Bug #3413 mysqld: strange interpretation of --defaults-file option
Submitted: 7 Apr 2004 7:42 Modified: 28 Apr 2004 19:18
Reporter: Matthias Leich Email Updates:
Status: Closed Impact on me:
Category:MySQL Server Severity:S2 (Serious)
Version:4.0 , 4.1 OS:
Assigned to: Michael Widenius CPU Architecture:Any

[7 Apr 2004 7:42] Matthias Leich
mysqld's interpretation of the --defaults-file=<configuration file> does not meet my expectations, when the <configuration file> does not exist.

1. I would expect that the start fails with a message like
   <configuration file> does not exist ... abort

2. mysqld tries to start a database sitting in <source-distribution>/var.
   It might be successful to start this database, but this is a action not
   intended by the writer of the start statement and the help message of mysqld
      --defaults-file=#       Only read default options from the given file #
   The not intended start of that database consumes/uses/locks resources 
   (ports,memory,database container files) and can prevent the daily operation
   of other important databases.
   BTW: The files /etc/my.cnf <source-distribution/var/my.cnf ~/.my.cnf
        do not exist on my box.

How to repeat:
Please create three databases
  ONE  DATADIR=<source-distribution/var   -  no DATADIR/my.cnf
       Assume this database was created for test purposes direct after the
       installation of MySQL. Actually nobody uses or needs this database.
       Somebody forgot to delete that database.
  TWO  DATADIR=<somewhere1>        - <somewhere1>/my.cnf (port=9350, ...) 
       Assume this database is actually often used for tests.
  THREE DATADIR=<somewhere2>       - <somewhere2>/my.cnf (port=3306, ...)
       Assume this database is the most important and it should be started
       in ten minutes.

Please try to start TWO with
  1. correct start options 
    <source-distribution>/libexec/mysqld --defaults-file=<somewhere1>/my.cnf
        ----> works good (how expected) 
  2. stop the database
  3. a small typo within the start options
    <source-distribution>/libexec/mysqld --defaults-file=<not exact file name>
        ----> databas ONE comes up !!!

And now try to start the important database THREE:
     <source-distribution>/libexec/mysqld --defaults-file=<somewhere2>/my.cnf
        ----> Can't start server: Bind on TCP/IP port: Address already in use
              Do you already have another mysqld server running on port: 3306 ?

Suggested fix:
I prefer the following solution:
If somebody writes a explicit "--defaults-file=<filename>" in the starting option
and that file does not exist, mysqld should give an error message and abort.
[7 Apr 2004 8:36] Matthias Leich
The same strange behaviour will also occur if somebody uses the --defaults-file option in connection with command line tools like 'mysql'. 
Here may arise a big risk. 
Let's assume the following szenario:
Somebody starts such a tool and expects!! that he affects the database assigned by
the defaults-file option.
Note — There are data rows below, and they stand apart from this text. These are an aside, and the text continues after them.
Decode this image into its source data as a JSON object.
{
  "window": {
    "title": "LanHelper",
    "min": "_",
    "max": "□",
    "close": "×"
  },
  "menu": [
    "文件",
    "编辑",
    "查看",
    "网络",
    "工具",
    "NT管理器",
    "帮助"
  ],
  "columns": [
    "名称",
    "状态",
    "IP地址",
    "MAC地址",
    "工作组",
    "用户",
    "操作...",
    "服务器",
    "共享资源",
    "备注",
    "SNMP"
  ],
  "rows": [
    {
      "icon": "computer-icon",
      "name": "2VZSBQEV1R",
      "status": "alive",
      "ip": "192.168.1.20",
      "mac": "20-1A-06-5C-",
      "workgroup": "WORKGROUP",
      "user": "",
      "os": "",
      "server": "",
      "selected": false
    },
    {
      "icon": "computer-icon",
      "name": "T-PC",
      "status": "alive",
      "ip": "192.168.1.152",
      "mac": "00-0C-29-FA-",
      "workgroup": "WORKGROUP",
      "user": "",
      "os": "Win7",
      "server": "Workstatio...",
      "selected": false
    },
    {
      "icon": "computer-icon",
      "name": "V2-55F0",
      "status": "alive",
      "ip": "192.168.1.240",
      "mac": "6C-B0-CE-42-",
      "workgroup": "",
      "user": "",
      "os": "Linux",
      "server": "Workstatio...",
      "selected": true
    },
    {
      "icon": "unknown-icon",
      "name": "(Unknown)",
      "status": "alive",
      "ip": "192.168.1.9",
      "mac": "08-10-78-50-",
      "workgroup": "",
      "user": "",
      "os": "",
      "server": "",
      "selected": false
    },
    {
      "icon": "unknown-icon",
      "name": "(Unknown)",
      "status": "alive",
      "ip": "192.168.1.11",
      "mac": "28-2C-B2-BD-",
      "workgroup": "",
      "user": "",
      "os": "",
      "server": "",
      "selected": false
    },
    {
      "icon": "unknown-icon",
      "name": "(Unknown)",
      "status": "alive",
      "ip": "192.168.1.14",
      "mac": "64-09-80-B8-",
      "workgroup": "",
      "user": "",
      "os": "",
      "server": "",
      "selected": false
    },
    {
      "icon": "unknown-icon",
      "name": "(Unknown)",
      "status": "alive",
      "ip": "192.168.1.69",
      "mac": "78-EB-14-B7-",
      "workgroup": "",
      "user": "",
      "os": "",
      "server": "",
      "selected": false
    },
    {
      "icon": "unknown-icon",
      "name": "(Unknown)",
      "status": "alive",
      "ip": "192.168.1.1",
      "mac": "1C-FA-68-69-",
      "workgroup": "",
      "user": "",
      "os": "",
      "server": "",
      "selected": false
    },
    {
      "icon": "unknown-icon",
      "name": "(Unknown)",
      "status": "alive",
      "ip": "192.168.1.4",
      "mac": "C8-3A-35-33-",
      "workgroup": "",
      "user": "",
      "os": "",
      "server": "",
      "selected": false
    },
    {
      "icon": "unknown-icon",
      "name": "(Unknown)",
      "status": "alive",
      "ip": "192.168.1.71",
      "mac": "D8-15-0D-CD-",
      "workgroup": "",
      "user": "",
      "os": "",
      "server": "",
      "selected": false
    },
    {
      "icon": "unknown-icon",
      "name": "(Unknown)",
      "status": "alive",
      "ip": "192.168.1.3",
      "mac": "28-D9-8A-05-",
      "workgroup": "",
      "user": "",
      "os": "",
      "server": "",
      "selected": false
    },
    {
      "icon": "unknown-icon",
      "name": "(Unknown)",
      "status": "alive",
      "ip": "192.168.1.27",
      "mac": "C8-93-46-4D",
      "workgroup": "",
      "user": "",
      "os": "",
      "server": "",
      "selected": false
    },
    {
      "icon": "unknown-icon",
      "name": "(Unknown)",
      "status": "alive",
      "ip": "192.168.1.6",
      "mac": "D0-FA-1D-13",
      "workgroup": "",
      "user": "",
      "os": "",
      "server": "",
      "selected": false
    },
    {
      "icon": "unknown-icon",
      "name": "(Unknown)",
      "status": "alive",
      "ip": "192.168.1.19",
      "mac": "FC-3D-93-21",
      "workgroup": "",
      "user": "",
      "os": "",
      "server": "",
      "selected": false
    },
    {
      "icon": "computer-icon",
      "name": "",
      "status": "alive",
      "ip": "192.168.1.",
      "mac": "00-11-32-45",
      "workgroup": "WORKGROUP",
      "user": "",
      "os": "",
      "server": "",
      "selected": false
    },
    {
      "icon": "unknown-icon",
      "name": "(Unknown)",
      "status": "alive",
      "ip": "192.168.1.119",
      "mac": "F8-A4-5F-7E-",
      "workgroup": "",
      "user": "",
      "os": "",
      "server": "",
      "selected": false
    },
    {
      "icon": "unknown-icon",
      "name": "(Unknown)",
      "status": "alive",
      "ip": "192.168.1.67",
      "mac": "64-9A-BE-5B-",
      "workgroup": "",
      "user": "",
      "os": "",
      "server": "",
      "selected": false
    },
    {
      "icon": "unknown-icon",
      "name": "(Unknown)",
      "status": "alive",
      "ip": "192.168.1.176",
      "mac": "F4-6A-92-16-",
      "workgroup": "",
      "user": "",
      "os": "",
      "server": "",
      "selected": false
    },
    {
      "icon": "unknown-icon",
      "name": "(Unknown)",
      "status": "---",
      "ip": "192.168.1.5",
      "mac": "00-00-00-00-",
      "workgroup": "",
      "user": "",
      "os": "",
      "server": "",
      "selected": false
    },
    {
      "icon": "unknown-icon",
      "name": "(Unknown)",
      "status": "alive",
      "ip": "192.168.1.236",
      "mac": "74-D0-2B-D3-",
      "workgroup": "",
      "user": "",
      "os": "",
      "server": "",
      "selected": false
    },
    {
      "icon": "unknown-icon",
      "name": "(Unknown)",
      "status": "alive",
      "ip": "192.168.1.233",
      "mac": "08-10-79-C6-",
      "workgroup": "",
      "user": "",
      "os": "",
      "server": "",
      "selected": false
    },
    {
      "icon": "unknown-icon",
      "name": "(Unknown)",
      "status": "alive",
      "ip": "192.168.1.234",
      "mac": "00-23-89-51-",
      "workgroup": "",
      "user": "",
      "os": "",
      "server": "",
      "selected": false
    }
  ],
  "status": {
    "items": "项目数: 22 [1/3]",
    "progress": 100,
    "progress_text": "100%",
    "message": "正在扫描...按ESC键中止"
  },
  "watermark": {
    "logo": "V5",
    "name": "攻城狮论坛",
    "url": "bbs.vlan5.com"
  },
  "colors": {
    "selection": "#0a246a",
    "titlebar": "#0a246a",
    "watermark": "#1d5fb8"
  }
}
But if he makes my small typo in the filename, he will
will affect the database running in <source-distribution>/var, listening on 
port:3306 ... If that database is the important production database, he is
able to produce expensive damages (DROP TABLE, DELETE ..).
[27 Apr 2004 8:51] Michael Widenius
Thank you for your bug report. This issue has been committed to our
source repository of that product and will be incorporated into the
next release.

If necessary, you can access the source repository and build the latest
available version, including the bugfix, yourself. More information 
about accessing the source trees is available at

Additional info:

I don't think it's 100 % safe to do this in 4.0 as some users may depend on the old behaviour.  The orginal idea was just that --defaults-file would be a rename of the original option file and in this context the old behaviour was ok.

I have however in 4.1 changed this so that if you use --defaults-file, the given option file must exists.

The fix will be in 4.1.2